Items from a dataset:

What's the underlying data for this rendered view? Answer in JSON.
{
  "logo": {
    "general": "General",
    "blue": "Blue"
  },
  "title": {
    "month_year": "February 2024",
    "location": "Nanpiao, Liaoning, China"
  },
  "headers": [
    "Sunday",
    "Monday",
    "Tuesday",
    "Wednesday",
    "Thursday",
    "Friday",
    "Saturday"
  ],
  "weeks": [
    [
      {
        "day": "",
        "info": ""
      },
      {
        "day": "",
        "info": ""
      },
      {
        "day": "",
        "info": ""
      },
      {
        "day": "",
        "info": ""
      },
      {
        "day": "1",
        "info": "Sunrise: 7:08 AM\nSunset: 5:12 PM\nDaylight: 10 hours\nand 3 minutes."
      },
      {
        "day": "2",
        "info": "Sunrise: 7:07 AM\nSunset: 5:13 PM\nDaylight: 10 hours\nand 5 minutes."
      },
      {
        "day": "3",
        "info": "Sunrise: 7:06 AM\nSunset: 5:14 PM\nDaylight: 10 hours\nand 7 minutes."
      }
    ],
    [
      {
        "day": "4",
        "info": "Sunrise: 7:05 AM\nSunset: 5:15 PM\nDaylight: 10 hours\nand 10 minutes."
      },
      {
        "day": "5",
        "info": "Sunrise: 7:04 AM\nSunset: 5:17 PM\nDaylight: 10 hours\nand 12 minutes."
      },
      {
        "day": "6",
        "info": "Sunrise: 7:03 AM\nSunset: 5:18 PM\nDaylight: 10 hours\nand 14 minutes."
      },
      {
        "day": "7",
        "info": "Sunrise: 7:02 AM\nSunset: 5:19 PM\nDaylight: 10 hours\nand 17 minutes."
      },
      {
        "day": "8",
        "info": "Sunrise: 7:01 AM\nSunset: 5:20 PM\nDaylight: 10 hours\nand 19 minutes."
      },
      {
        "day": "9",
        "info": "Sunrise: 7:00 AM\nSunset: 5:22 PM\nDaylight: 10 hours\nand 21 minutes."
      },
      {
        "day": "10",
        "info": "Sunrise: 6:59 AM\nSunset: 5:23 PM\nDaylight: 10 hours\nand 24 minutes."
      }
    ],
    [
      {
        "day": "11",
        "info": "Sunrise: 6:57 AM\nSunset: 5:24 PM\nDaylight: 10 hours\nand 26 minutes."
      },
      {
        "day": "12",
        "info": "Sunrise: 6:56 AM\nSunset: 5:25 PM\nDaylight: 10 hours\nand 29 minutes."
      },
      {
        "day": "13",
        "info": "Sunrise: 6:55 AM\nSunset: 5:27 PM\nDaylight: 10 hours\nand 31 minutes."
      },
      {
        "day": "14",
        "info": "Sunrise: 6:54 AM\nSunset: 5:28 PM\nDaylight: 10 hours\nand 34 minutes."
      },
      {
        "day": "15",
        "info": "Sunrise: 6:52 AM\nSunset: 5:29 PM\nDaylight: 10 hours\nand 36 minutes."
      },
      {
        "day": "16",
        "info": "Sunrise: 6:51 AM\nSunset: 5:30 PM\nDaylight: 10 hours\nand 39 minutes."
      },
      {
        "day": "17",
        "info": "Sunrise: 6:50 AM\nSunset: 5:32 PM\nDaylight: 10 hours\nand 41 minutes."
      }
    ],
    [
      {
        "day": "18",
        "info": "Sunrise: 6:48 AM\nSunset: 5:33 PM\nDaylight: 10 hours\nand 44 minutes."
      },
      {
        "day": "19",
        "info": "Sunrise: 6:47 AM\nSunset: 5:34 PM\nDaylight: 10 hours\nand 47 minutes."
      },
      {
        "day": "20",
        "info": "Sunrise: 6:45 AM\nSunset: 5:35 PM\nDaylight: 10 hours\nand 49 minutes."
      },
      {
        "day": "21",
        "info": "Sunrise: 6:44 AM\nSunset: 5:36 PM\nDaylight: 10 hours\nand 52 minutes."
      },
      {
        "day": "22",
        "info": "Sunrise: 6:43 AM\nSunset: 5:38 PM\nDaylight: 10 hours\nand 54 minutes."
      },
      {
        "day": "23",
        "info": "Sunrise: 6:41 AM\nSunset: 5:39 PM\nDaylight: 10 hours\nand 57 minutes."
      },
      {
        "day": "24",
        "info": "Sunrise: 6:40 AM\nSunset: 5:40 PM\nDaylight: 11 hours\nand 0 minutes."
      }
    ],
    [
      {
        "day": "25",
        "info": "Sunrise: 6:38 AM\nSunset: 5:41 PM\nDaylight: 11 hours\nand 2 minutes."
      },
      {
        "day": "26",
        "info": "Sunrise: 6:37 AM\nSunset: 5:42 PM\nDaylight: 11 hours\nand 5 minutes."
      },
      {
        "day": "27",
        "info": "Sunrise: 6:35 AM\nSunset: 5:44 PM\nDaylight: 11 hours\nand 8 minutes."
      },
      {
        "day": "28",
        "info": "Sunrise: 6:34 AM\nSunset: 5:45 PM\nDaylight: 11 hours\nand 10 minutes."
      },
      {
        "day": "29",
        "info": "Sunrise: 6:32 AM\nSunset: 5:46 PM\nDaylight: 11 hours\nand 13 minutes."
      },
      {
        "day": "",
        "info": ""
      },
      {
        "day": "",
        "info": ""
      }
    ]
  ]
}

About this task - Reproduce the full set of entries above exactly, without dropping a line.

Task output -
What's the underlying data for this rendered view? Answer in JSON.
{
  "logo": {
    "general": "General",
    "blue": "Blue"
  },
  "title": {
    "month_year": "February 2024",
    "location": "Nanpiao, Liaoning, China"
  },
  "headers": [
    "Sunday",
    "Monday",
    "Tuesday",
    "Wednesday",
    "Thursday",
    "Friday",
    "Saturday"
  ],
  "weeks": [
    [
      {
        "day": "",
        "info": ""
      },
      {
        "day": "",
        "info": ""
      },
      {
        "day": "",
        "info": ""
      },
      {
        "day": "",
        "info": ""
      },
      {
        "day": "1",
        "info": "Sunrise: 7:08 AM\nSunset: 5:12 PM\nDaylight: 10 hours\nand 3 minutes."
      },
      {
        "day": "2",
        "info": "Sunrise: 7:07 AM\nSunset: 5:13 PM\nDaylight: 10 hours\nand 5 minutes."
      },
      {
        "day": "3",
        "info": "Sunrise: 7:06 AM\nSunset: 5:14 PM\nDaylight: 10 hours\nand 7 minutes."
      }
    ],
    [
      {
        "day": "4",
        "info": "Sunrise: 7:05 AM\nSunset: 5:15 PM\nDaylight: 10 hours\nand 10 minutes."
      },
      {
        "day": "5",
        "info": "Sunrise: 7:04 AM\nSunset: 5:17 PM\nDaylight: 10 hours\nand 12 minutes."
      },
      {
        "day": "6",
        "info": "Sunrise: 7:03 AM\nSunset: 5:18 PM\nDaylight: 10 hours\nand 14 minutes."
      },
      {
        "day": "7",
        "info": "Sunrise: 7:02 AM\nSunset: 5:19 PM\nDaylight: 10 hours\nand 17 minutes."
      },
      {
        "day": "8",
        "info": "Sunrise: 7:01 AM\nSunset: 5:20 PM\nDaylight: 10 hours\nand 19 minutes."
      },
      {
        "day": "9",
        "info": "Sunrise: 7:00 AM\nSunset: 5:22 PM\nDaylight: 10 hours\nand 21 minutes."
      },
      {
        "day": "10",
        "info": "Sunrise: 6:59 AM\nSunset: 5:23 PM\nDaylight: 10 hours\nand 24 minutes."
      }
    ],
    [
      {
        "day": "11",
        "info": "Sunrise: 6:57 AM\nSunset: 5:24 PM\nDaylight: 10 hours\nand 26 minutes."
      },
      {
        "day": "12",
        "info": "Sunrise: 6:56 AM\nSunset: 5:25 PM\nDaylight: 10 hours\nand 29 minutes."
      },
      {
        "day": "13",
        "info": "Sunrise: 6:55 AM\nSunset: 5:27 PM\nDaylight: 10 hours\nand 31 minutes."
      },
      {
        "day": "14",
        "info": "Sunrise: 6:54 AM\nSunset: 5:28 PM\nDaylight: 10 hours\nand 34 minutes."
      },
      {
        "day": "15",
        "info": "Sunrise: 6:52 AM\nSunset: 5:29 PM\nDaylight: 10 hours\nand 36 minutes."
      },
      {
        "day": "16",
        "info": "Sunrise: 6:51 AM\nSunset: 5:30 PM\nDaylight: 10 hours\nand 39 minutes."
      },
      {
        "day": "17",
        "info": "Sunrise: 6:50 AM\nSunset: 5:32 PM\nDaylight: 10 hours\nand 41 minutes."
      }
    ],
    [
      {
        "day": "18",
        "info": "Sunrise: 6:48 AM\nSunset: 5:33 PM\nDaylight: 10 hours\nand 44 minutes."
      },
      {
        "day": "19",
        "info": "Sunrise: 6:47 AM\nSunset: 5:34 PM\nDaylight: 10 hours\nand 47 minutes."
      },
      {
        "day": "20",
        "info": "Sunrise: 6:45 AM\nSunset: 5:35 PM\nDaylight: 10 hours\nand 49 minutes."
      },
      {
        "day": "21",
        "info": "Sunrise: 6:44 AM\nSunset: 5:36 PM\nDaylight: 10 hours\nand 52 minutes."
      },
      {
        "day": "22",
        "info": "Sunrise: 6:43 AM\nSunset: 5:38 PM\nDaylight: 10 hours\nand 54 minutes."
      },
      {
        "day": "23",
        "info": "Sunrise: 6:41 AM\nSunset: 5:39 PM\nDaylight: 10 hours\nand 57 minutes."
      },
      {
        "day": "24",
        "info": "Sunrise: 6:40 AM\nSunset: 5:40 PM\nDaylight: 11 hours\nand 0 minutes."
      }
    ],
    [
      {
        "day": "25",
        "info": "Sunrise: 6:38 AM\nSunset: 5:41 PM\nDaylight: 11 hours\nand 2 minutes."
      },
      {
        "day": "26",
        "info": "Sunrise: 6:37 AM\nSunset: 5:42 PM\nDaylight: 11 hours\nand 5 minutes."
      },
      {
        "day": "27",
        "info": "Sunrise: 6:35 AM\nSunset: 5:44 PM\nDaylight: 11 hours\nand 8 minutes."
      },
      {
        "day": "28",
        "info": "Sunrise: 6:34 AM\nSunset: 5:45 PM\nDaylight: 11 hours\nand 10 minutes."
      },
      {
        "day": "29",
        "info": "Sunrise: 6:32 AM\nSunset: 5:46 PM\nDaylight: 11 hours\nand 13 minutes."
      },
      {
        "day": "",
        "info": ""
      },
      {
        "day": "",
        "info": ""
      }
    ]
  ]
}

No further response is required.